My baseline level of anxiety is pretty high. I get stressed out if I forget to pack a fork in my lunch even though there are utensils at the office. If someone is mean to me, I get on edge. If I make a small mistake I’m probably going to carry it with me for a few hours.
Others may not exhibit stress unless they’re up against a tight deadline or coming from a difficult meeting, but it seems like they’re always inclined towards stress regardless of their schedules. While many people exhibit stress in understandable, fleeting situations, for some stress is a default setting. It can be difficult to work with someone who’s always stressed out.
When someone is perpetually stressed, it takes a toll on everyone else too. That energy can be toxic and leave you wondering if you should be helping or if your colleague is intentionally being a Debbie Downer.
For starters, don’t make a judgement call about your coworker. Everyone handles stress at different levels, and for some people that means not really handling stress at all.
You may be able to breeze through your day with minor frustrations while others are thrown off by the smallest thing.
Holly Weeks, author of Failure to Communicate, notes “Don’t think what can I do to change this person?” Instead, she suggests considering how to neutralizes the situation and move forward.
If you want to offer the most basic form of help, acknowledge what’s going on and offer a compliment.

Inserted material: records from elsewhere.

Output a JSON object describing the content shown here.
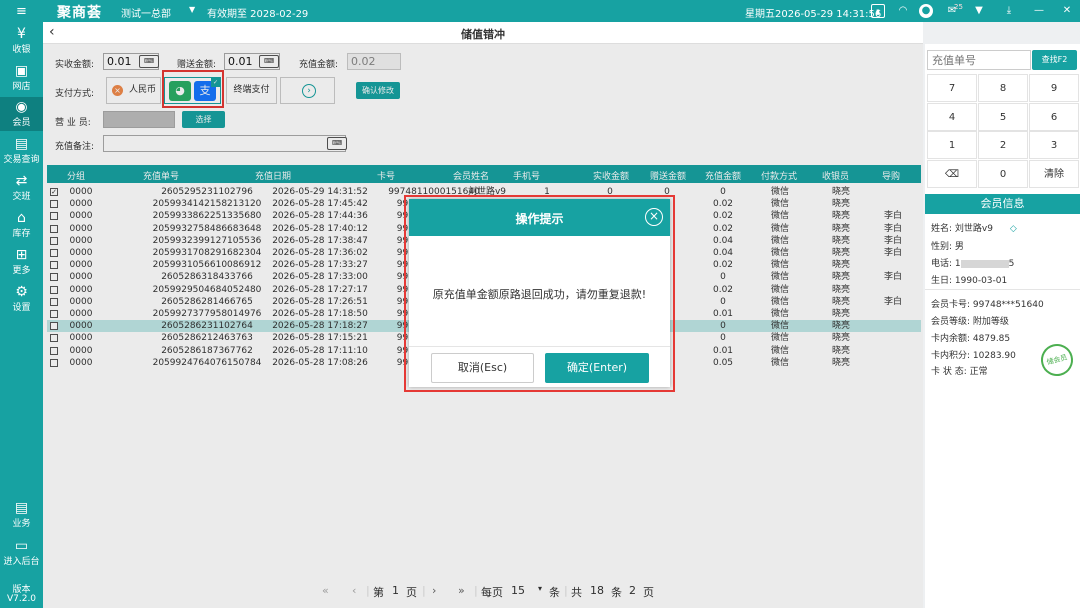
{
  "topbar": {
    "logo": "聚商荟",
    "store": "测试一总部",
    "store_arrow": "▼",
    "expiry": "有效期至 2028-02-29",
    "datetime": "星期五2026-05-29 14:31:56",
    "badge": "25"
  },
  "sidebar": {
    "menu": "≡",
    "items": [
      {
        "icon": "¥",
        "label": "收银"
      },
      {
        "icon": "▣",
        "label": "网店"
      },
      {
        "icon": "◉",
        "label": "会员"
      },
      {
        "icon": "▤",
        "label": "交易查询"
      },
      {
        "icon": "⇄",
        "label": "交班"
      },
      {
        "icon": "⌂",
        "label": "库存"
      },
      {
        "icon": "⊞",
        "label": "更多"
      },
      {
        "icon": "⚙",
        "label": "设置"
      }
    ],
    "bottom": [
      {
        "icon": "▤",
        "label": "业务"
      },
      {
        "icon": "▭",
        "label": "进入后台"
      }
    ],
    "version_label": "版本",
    "version": "V7.2.0"
  },
  "header": {
    "back": "‹",
    "title": "储值错冲"
  },
  "form": {
    "actual_label": "实收金额:",
    "actual_value": "0.01",
    "gift_label": "赠送金额:",
    "gift_value": "0.01",
    "recharge_label": "充值金额:",
    "recharge_value": "0.02",
    "pay_label": "支付方式:",
    "rmb_label": "人民币",
    "terminal_label": "终端支付",
    "confirm_btn": "确认修改",
    "sales_label": "营 业 员:",
    "select_btn": "选择",
    "remark_label": "充值备注:",
    "kb_text": "⌨"
  },
  "table": {
    "headers": [
      "分组",
      "充值单号",
      "充值日期",
      "卡号",
      "会员姓名",
      "手机号",
      "实收金额",
      "赠送金额",
      "充值金额",
      "付款方式",
      "收银员",
      "导购"
    ],
    "rows": [
      {
        "grp": "0000",
        "no": "2605295231102796",
        "date": "2026-05-29 14:31:52",
        "card": "99748110001516​40",
        "name": "刘世路v9",
        "phone": "1",
        "act": "0",
        "gift": "0",
        "amt": "0",
        "pay": "微信",
        "cashier": "晓亮",
        "guide": "",
        "checked": true,
        "sel": false
      },
      {
        "grp": "0000",
        "no": "2059934142158213120",
        "date": "2026-05-28 17:45:42",
        "card": "9974811000151",
        "name": "",
        "phone": "",
        "act": "",
        "gift": "",
        "amt": "0.02",
        "pay": "微信",
        "cashier": "晓亮",
        "guide": "",
        "checked": false,
        "sel": false
      },
      {
        "grp": "0000",
        "no": "2059933862251335680",
        "date": "2026-05-28 17:44:36",
        "card": "9974811000151",
        "name": "",
        "phone": "",
        "act": "",
        "gift": "",
        "amt": "0.02",
        "pay": "微信",
        "cashier": "晓亮",
        "guide": "李白",
        "checked": false,
        "sel": false
      },
      {
        "grp": "0000",
        "no": "2059932758486683648",
        "date": "2026-05-28 17:40:12",
        "card": "9974811000151",
        "name": "",
        "phone": "",
        "act": "",
        "gift": "",
        "amt": "0.02",
        "pay": "微信",
        "cashier": "晓亮",
        "guide": "李白",
        "checked": false,
        "sel": false
      },
      {
        "grp": "0000",
        "no": "2059932399127105536",
        "date": "2026-05-28 17:38:47",
        "card": "9974811000151",
        "name": "",
        "phone": "",
        "act": "",
        "gift": "",
        "amt": "0.04",
        "pay": "微信",
        "cashier": "晓亮",
        "guide": "李白",
        "checked": false,
        "sel": false
      },
      {
        "grp": "0000",
        "no": "2059931708291682304",
        "date": "2026-05-28 17:36:02",
        "card": "9974811000151",
        "name": "",
        "phone": "",
        "act": "",
        "gift": "",
        "amt": "0.04",
        "pay": "微信",
        "cashier": "晓亮",
        "guide": "李白",
        "checked": false,
        "sel": false
      },
      {
        "grp": "0000",
        "no": "2059931056610086912",
        "date": "2026-05-28 17:33:27",
        "card": "9974811000151",
        "name": "",
        "phone": "",
        "act": "",
        "gift": "",
        "amt": "0.02",
        "pay": "微信",
        "cashier": "晓亮",
        "guide": "",
        "checked": false,
        "sel": false
      },
      {
        "grp": "0000",
        "no": "2605286318433766",
        "date": "2026-05-28 17:33:00",
        "card": "9974811000151",
        "name": "",
        "phone": "",
        "act": "",
        "gift": "",
        "amt": "0",
        "pay": "微信",
        "cashier": "晓亮",
        "guide": "李白",
        "checked": false,
        "sel": false
      },
      {
        "grp": "0000",
        "no": "2059929504684052480",
        "date": "2026-05-28 17:27:17",
        "card": "9974811000151",
        "name": "",
        "phone": "",
        "act": "",
        "gift": "",
        "amt": "0.02",
        "pay": "微信",
        "cashier": "晓亮",
        "guide": "",
        "checked": false,
        "sel": false
      },
      {
        "grp": "0000",
        "no": "2605286281466765",
        "date": "2026-05-28 17:26:51",
        "card": "9974811000151",
        "name": "",
        "phone": "",
        "act": "",
        "gift": "",
        "amt": "0",
        "pay": "微信",
        "cashier": "晓亮",
        "guide": "李白",
        "checked": false,
        "sel": false
      },
      {
        "grp": "0000",
        "no": "2059927377958014976",
        "date": "2026-05-28 17:18:50",
        "card": "9974811000151",
        "name": "",
        "phone": "",
        "act": "",
        "gift": "",
        "amt": "0.01",
        "pay": "微信",
        "cashier": "晓亮",
        "guide": "",
        "checked": false,
        "sel": false
      },
      {
        "grp": "0000",
        "no": "2605286231102764",
        "date": "2026-05-28 17:18:27",
        "card": "9974811000151",
        "name": "",
        "phone": "",
        "act": "",
        "gift": "",
        "amt": "0",
        "pay": "微信",
        "cashier": "晓亮",
        "guide": "",
        "checked": false,
        "sel": true
      },
      {
        "grp": "0000",
        "no": "2605286212463763",
        "date": "2026-05-28 17:15:21",
        "card": "9974811000151",
        "name": "",
        "phone": "",
        "act": "",
        "gift": "",
        "amt": "0",
        "pay": "微信",
        "cashier": "晓亮",
        "guide": "",
        "checked": false,
        "sel": false
      },
      {
        "grp": "0000",
        "no": "2605286187367762",
        "date": "2026-05-28 17:11:10",
        "card": "9974811000151",
        "name": "",
        "phone": "",
        "act": "",
        "gift": "",
        "amt": "0.01",
        "pay": "微信",
        "cashier": "晓亮",
        "guide": "",
        "checked": false,
        "sel": false
      },
      {
        "grp": "0000",
        "no": "2059924764076150784",
        "date": "2026-05-28 17:08:26",
        "card": "9974811000151",
        "name": "",
        "phone": "",
        "act": "",
        "gift": "",
        "amt": "0.05",
        "pay": "微信",
        "cashier": "晓亮",
        "guide": "",
        "checked": false,
        "sel": false
      }
    ]
  },
  "pager": {
    "first": "«",
    "prev": "‹",
    "page_prefix": "第",
    "page": "1",
    "page_suffix": "页",
    "next": "›",
    "last": "»",
    "per_prefix": "每页",
    "per_page": "15",
    "per_suffix": "条",
    "total_prefix": "共",
    "total": "18",
    "total_mid": "条",
    "pages": "2",
    "pages_suffix": "页"
  },
  "right": {
    "search_placeholder": "充值单号",
    "search_btn": "查找F2",
    "keys": [
      "7",
      "8",
      "9",
      "4",
      "5",
      "6",
      "1",
      "2",
      "3",
      "⌫",
      "0",
      "清除"
    ],
    "member_title": "会员信息",
    "name_label": "姓名:",
    "name": "刘世路v9",
    "gender_label": "性别:",
    "gender": "男",
    "phone_label": "电话:",
    "phone_a": "1",
    "phone_b": "5",
    "birth_label": "生日:",
    "birth": "1990-03-01",
    "card_label": "会员卡号:",
    "card": "99748***51640",
    "level_label": "会员等级:",
    "level": "附加等级",
    "balance_label": "卡内余额:",
    "balance": "4879.85",
    "points_label": "卡内积分:",
    "points": "10283.90",
    "status_label": "卡 状 态:",
    "status": "正常",
    "stamp": "储会员"
  },
  "modal": {
    "title": "操作提示",
    "close": "×",
    "message": "原充值单金额原路退回成功，请勿重复退款!",
    "cancel": "取消(Esc)",
    "ok": "确定(Enter)"
  },
  "colors": {
    "accent": "#17a2a2",
    "highlight": "#e53935",
    "selected_row": "#bfe8e6"
  }
}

Even if it doesn’t seem like much is going on, simply letting your stressed colleague feel heard and appreciated can make an impact.
Author of How to Have a Good Day, Caroline Webb, explains stressed people are “feeling out of control, incompetent, and disrespected. A compliment is your easy way to help them get back to their better self.” Make sure you’re not enabling them by dragging out the situation, though.
Acknowledge, offer some praise, and try to move with the conversation.
Although it’s not necessarily in your job description to fix your coworkers problems, you can still offer support. You may not actually be able to do anything, but offering assistance gives the other person a chance to think through solutions.
Webb also suggests brainstorming way to “reduce their cognitive load,” to ease what’s making your coworker feel overwhelmed.
Some simple solutions include splitting requests into smaller steps, shortening emails, or dividing work into parts.
Ultimately the job needs to get done, but you can provide your coworker with more manageable means of accomplishing tasks by breaking things into chunks.
You can also check in on your coworker to find out if you should be concerned, or if their stress limited to the work environment. If their stress is beyond what you can reasonably handle with these de-escalation tips, don’t hesitate to reach out to someone about further steps to take.
Check out our mental health series for some more insight if you’re concerned your coworker’s problem may be more than regular stress.
Just like some people are easily stressed, some easily pick up on the negative feelings of others. Be aware of how your coworker’s stress is affecting you. If someone is truly draining you, try to get some distance.
While that may be difficult in a small office, Weeks recommends keeping in mind that out of all the “office characters…the stress case’s temperament [is] less of a problem” than others.
Ultimately, it’s not your responsibility to destress your coworker, but you can certainly make your work life a little easier if you take these steps to make for healthier, happier collaboration.